A report in the Guardian today included a rather curious statement. Covering a speech by Labour Party leader Ed Milliband at Whitelee Wind Farm near Glasgow, Damian Carrington claimed the following:
The windfarm, which spreads out across low, heather-clad hills, currently has 140 turbines and will add another 75 turbines soon, giving it a capacity equivalent to more than half a nuclear power station (about 550MW).
Now, it is true that the capacity of most nuclear power plants is somewhere around 1000 MW, however one would expect that a journalist who regularly writes about energy would understand that 550 MW of wind was not equivalent to 550 MW of nuclear.

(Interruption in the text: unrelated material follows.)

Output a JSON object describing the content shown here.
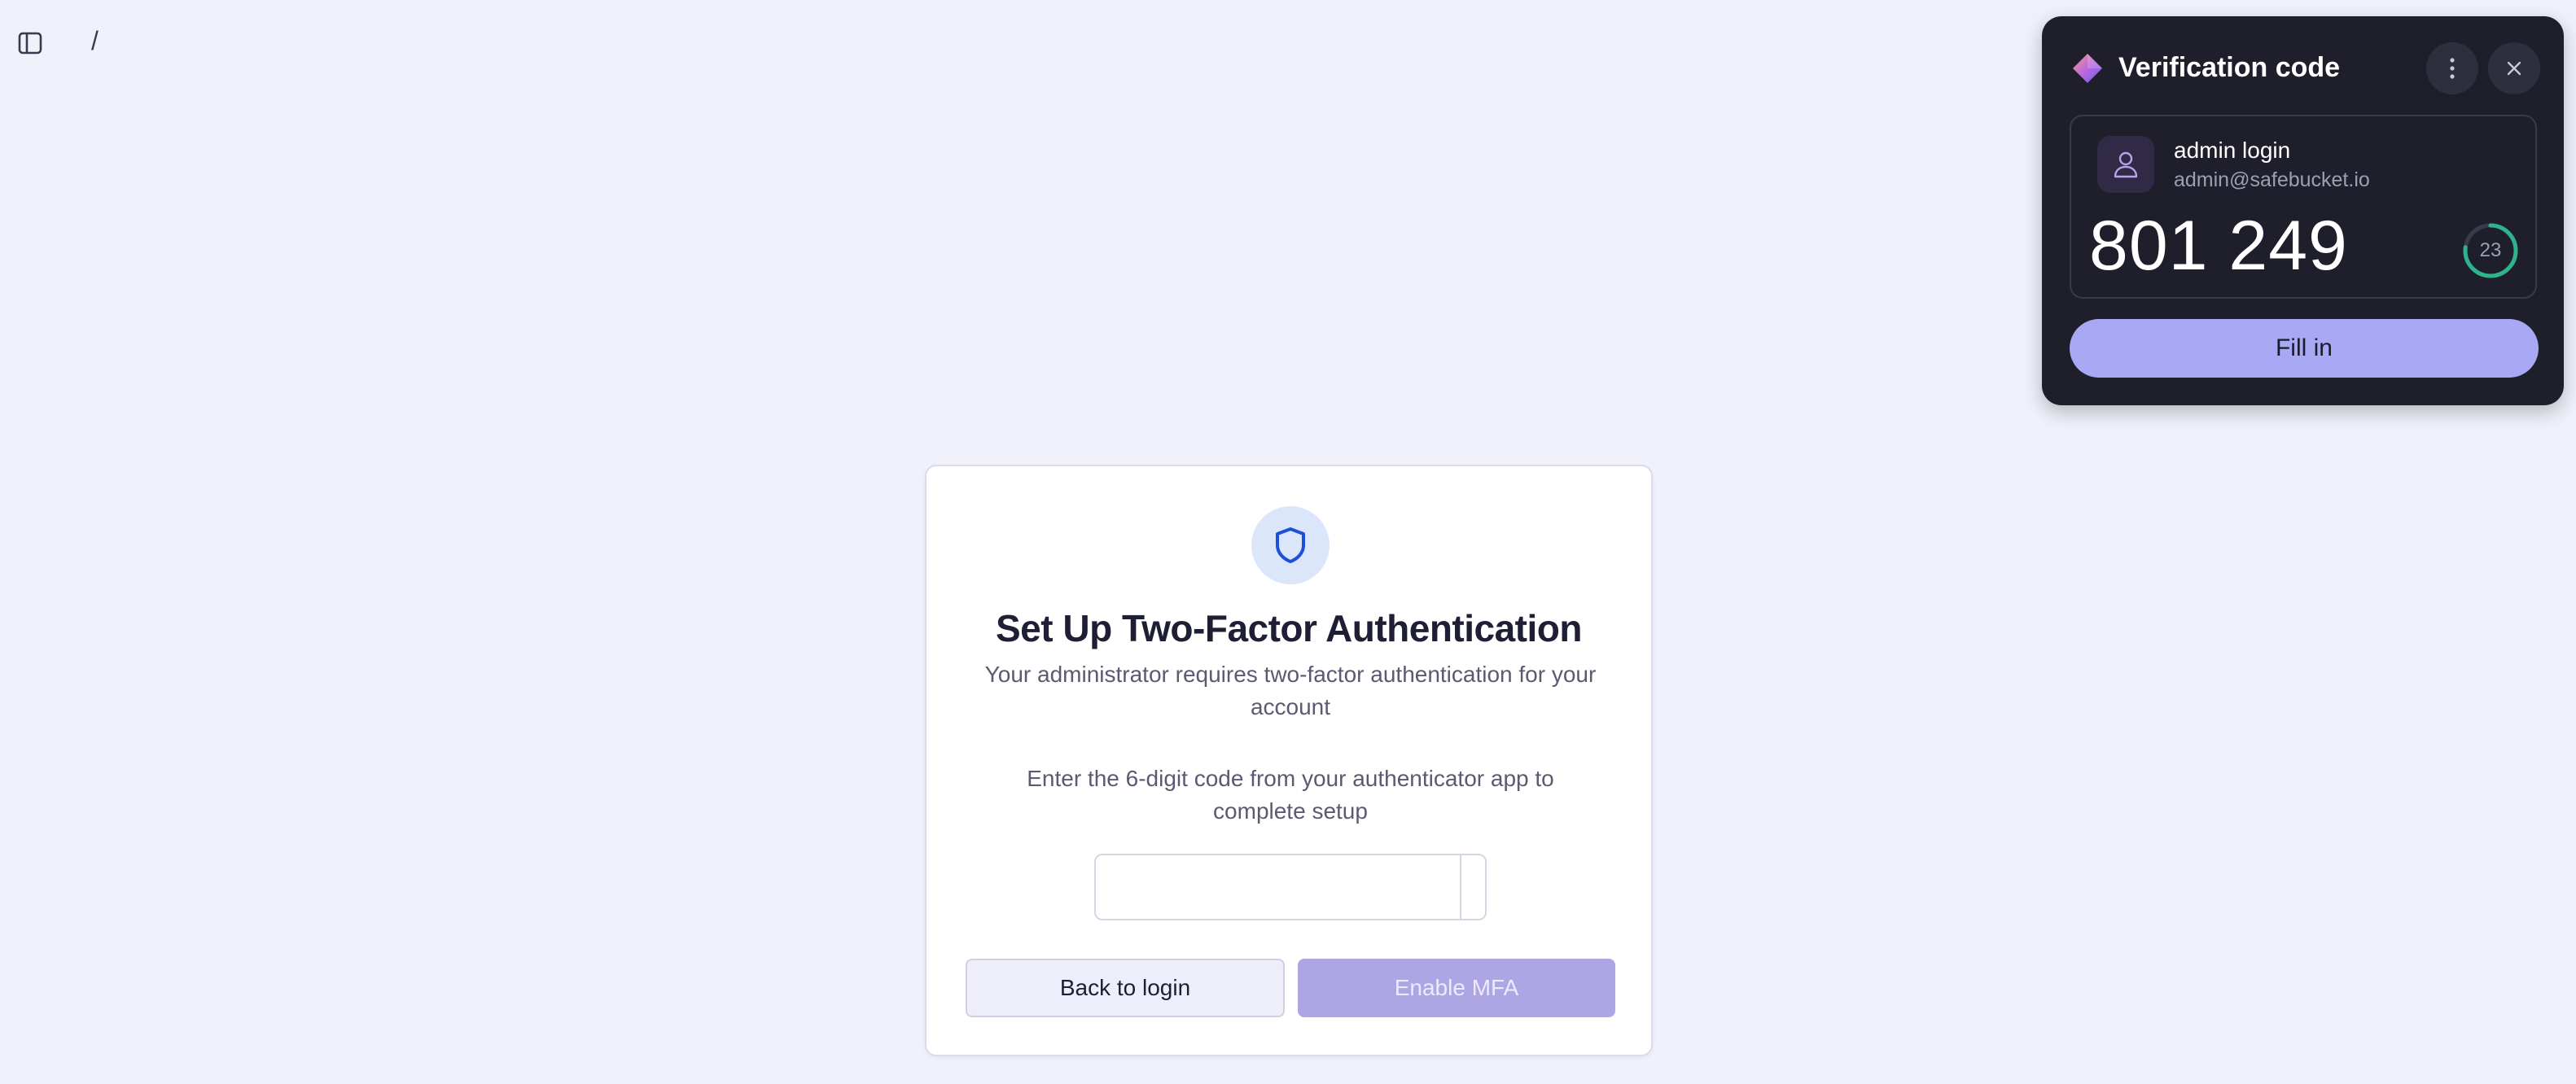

So, how much of a 1 GW nuclear power plant would 550 MW of wind be equivalent to? For a start the (“nameplate”) capacity of a plant is its maximum output, not its average output. Wind power, as everyone knows varies. The key issue here is capacity factor, the ratio of actual output against its “nameplate capacity.” The US for example has the world’s largest nuclear fleet and had an average capacity factor of 89% in 2011. (figures for other countries available here)
What about Whitelee Wind Farm? Based on this marketing leaflet for the extension of Whitelee, its current capacity factor is about 30%. So, instead of the wind farm’s capacity being the equivalent of half a nuclear power plant, as the Guardian claimed, it is the equivalent of less than a quarter.
None of this is anti-wind, it is simply pro-arithmetic.